Jeremy acknowledges that many fishermen will let line run off the spool in the water after experiencing twist issues during an outing and then wind it back on. However, he emphasizes that once may not be enough.
“I don’t have memory on my line if I go through this process multiple times,” Jeremy said. “I know fluorocarbon has a reputation as being tough to deal with and people have trouble with it at times on spinning reels. That’s probably the result of not paying attention to the details and not doing a good job of putting it on.”
One of those details is hand tension. Jeremy takes a grip of the rod and line with one hand and reels with the other, creating just the right amount of tension to lay the line down neatly on the spool. Tighten the drag down during this process, or any slight slip of the spool can potentially create twist. Just remember to loosen the drag when resuming fishing.
Another part of the process that eliminates problems is putting the right amount of line on a spool. Too much line results in it “jumping” off the spool. For Jeremy, there’s really no such thing as too little until almost all the line is gone off the spool.
“I spend most of my time ‘dipping’ with one pole in hand,” Jeremy said. “I don’t really need that much. Fifty yards is plenty. Probably 30 or 35 is enough. I definitely want to have that ‘lip’ on the spool that prevents the line from jumping off.”
Jeremy once favored braid for his crappie fishing, making the change to fluorocarbon over a year ago due to the wind knots that develop in braid. Regardless of the type line, the process of meticulous spooling and re-spooling will eliminate problems that also recur with braid and with mono.

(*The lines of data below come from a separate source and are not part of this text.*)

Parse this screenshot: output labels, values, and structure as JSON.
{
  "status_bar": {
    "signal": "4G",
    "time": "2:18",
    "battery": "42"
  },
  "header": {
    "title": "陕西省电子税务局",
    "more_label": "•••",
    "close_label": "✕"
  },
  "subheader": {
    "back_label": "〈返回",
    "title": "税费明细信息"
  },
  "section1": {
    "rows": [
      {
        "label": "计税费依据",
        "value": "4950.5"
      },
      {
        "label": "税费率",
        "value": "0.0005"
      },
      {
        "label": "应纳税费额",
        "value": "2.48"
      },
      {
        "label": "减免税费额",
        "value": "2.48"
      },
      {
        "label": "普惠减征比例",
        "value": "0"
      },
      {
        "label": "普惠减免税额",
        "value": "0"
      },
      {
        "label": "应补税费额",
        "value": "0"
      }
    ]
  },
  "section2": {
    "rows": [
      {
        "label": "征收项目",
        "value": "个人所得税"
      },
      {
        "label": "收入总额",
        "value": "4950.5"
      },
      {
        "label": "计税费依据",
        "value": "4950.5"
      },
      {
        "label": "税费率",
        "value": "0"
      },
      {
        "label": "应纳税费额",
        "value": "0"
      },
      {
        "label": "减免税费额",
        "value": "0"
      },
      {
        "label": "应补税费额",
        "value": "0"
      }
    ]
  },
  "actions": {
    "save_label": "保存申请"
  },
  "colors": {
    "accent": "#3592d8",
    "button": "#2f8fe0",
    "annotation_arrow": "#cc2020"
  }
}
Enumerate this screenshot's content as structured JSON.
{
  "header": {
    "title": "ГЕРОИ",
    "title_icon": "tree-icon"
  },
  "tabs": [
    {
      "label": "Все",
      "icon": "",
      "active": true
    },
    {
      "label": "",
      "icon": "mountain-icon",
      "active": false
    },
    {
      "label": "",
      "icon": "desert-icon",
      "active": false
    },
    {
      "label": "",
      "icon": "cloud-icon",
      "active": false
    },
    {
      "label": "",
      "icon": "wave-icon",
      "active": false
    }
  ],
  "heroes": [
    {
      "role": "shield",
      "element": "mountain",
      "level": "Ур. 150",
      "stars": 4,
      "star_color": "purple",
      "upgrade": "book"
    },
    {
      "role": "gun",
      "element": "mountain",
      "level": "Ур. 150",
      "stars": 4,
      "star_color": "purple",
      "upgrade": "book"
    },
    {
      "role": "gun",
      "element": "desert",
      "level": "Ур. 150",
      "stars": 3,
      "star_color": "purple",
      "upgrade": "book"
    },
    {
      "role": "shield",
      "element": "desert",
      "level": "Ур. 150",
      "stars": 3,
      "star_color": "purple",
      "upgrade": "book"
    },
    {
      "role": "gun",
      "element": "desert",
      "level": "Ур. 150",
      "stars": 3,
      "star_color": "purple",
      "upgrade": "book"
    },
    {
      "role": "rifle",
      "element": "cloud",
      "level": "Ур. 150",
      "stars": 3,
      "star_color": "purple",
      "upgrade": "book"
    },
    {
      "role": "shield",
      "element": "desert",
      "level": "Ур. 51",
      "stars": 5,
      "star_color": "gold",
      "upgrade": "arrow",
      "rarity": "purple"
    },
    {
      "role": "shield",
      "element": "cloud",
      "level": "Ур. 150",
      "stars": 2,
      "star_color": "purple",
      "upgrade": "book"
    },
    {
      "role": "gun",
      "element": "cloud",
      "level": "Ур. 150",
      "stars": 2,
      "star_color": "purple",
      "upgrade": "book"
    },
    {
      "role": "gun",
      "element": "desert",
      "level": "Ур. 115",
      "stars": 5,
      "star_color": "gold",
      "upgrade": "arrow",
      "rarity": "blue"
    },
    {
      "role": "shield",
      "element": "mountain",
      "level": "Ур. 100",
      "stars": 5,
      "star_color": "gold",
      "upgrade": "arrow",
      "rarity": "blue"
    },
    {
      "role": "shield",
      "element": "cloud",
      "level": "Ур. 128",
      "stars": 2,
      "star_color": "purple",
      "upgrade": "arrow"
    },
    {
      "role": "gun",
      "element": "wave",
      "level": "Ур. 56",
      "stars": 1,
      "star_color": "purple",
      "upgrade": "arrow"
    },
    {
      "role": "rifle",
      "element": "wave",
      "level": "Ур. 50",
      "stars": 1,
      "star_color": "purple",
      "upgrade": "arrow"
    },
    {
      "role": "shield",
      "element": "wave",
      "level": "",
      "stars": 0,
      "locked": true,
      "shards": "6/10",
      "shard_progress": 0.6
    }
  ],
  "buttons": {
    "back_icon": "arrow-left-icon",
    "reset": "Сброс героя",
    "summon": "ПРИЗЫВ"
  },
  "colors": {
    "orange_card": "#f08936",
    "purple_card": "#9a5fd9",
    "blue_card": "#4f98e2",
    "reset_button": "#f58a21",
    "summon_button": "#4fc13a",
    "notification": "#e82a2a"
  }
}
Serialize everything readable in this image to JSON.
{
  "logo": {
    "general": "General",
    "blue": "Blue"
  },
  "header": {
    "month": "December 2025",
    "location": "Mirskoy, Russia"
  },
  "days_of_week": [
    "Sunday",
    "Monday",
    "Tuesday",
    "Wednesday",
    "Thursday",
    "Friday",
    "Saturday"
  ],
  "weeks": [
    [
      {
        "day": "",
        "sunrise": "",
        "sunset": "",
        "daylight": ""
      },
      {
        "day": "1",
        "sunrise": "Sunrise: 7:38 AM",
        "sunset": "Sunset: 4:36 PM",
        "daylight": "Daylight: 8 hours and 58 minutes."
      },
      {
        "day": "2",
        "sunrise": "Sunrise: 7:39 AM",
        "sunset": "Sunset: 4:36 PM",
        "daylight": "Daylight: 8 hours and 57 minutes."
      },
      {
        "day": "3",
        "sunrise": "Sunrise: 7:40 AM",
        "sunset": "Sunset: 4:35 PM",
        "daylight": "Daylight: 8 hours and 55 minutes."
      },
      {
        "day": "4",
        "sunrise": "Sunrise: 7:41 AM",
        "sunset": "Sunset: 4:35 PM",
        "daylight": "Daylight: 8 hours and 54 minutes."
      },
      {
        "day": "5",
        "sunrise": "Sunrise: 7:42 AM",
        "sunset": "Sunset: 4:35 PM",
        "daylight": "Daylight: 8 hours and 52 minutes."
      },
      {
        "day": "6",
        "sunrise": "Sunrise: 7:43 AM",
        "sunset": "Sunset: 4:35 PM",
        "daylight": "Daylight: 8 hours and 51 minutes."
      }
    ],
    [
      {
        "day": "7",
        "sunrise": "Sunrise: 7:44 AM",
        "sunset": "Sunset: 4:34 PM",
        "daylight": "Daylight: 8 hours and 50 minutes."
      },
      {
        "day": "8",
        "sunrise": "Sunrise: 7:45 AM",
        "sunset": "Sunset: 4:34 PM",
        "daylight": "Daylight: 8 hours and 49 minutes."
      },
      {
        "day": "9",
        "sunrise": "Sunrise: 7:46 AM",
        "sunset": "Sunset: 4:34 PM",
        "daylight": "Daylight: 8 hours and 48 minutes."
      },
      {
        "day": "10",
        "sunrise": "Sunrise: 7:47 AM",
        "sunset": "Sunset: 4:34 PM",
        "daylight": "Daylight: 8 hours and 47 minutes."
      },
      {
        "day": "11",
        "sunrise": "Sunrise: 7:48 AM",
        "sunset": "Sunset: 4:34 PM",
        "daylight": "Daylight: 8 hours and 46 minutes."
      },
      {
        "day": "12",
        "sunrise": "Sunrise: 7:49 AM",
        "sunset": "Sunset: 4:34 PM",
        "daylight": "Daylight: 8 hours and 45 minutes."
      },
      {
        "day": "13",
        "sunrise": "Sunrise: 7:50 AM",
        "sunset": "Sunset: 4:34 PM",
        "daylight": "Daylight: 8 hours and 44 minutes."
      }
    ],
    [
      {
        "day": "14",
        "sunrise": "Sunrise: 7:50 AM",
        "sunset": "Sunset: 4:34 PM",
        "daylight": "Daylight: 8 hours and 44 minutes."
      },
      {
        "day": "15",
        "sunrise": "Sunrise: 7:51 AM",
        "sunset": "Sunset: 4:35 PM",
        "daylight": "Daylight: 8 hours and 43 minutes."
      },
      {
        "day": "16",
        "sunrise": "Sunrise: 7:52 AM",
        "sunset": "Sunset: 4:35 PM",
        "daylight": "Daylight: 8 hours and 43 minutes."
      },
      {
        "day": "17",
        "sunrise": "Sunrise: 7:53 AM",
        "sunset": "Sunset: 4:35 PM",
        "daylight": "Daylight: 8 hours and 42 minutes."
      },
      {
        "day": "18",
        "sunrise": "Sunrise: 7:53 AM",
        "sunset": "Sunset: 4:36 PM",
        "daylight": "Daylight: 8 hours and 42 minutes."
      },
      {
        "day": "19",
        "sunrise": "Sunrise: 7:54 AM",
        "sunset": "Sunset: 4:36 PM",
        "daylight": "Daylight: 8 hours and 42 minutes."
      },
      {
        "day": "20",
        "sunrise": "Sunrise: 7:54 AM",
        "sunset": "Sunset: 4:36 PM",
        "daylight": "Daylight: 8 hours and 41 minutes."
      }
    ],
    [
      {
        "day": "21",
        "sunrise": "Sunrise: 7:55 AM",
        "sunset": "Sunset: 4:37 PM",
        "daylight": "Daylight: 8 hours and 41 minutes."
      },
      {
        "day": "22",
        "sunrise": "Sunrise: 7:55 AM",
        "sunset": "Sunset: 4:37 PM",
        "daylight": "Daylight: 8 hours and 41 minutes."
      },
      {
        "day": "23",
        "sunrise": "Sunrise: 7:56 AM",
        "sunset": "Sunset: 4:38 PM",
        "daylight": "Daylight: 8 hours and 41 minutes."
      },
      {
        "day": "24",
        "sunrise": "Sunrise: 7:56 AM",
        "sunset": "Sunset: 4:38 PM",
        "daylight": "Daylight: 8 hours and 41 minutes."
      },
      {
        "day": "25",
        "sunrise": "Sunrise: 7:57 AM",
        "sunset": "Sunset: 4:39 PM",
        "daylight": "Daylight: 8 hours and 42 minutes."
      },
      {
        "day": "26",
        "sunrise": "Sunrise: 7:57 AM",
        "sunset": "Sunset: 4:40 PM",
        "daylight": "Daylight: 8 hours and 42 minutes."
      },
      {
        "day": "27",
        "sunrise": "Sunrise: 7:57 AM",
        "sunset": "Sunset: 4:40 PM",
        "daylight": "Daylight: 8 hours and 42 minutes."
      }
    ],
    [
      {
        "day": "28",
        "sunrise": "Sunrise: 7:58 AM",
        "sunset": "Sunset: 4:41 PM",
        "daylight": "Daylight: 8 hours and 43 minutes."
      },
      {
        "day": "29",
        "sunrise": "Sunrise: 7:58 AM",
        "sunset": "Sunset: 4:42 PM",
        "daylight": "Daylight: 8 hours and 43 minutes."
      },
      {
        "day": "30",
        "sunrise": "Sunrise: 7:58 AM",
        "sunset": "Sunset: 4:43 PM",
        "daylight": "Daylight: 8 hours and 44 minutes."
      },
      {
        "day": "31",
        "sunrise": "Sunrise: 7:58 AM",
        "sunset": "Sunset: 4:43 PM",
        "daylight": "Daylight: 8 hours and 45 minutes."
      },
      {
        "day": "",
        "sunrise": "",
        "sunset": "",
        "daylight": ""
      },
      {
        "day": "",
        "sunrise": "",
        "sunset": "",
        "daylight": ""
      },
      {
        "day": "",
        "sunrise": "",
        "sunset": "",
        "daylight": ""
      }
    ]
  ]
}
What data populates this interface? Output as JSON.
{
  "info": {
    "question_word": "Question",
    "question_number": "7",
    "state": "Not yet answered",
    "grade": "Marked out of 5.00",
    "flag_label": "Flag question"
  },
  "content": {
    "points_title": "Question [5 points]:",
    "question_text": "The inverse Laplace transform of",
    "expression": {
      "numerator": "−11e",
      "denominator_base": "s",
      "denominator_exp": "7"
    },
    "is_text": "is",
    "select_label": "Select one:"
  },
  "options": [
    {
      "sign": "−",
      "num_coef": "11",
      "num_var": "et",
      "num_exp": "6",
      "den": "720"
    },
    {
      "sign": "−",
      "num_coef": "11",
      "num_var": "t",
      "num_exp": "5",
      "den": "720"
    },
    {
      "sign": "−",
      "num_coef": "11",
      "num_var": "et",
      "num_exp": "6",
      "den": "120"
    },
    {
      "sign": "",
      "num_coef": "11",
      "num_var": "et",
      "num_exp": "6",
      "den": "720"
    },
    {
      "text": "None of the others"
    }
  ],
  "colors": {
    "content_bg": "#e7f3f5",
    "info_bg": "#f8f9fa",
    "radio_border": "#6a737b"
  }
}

The various superior qualities of fluorocarbon – excellent sensitivity, abrasion resistance, low visibility, and minimal stretch – that make the line excel in other types of fishing translates to crappie fishing as well. It performs at a high level and stays well-behaved with just a little more attention to detail when spooling.
“The way that I condition my line makes using fluorocarbon easy for me,” he said. “It’s not a difficult process, just a little more time-consuming.”
Admittedly, re-spooling is a tedious process that most fishermen would rather avoid. Spooling reels well and with attention to detail makes any fishing trip more enjoyable.
The next time that a knot develops on the spool or on a cast, consider why. Reflect back on the process of how the line was put on the reel. Jeremy’s pain-staking process works for him. It will work for the average angler as well.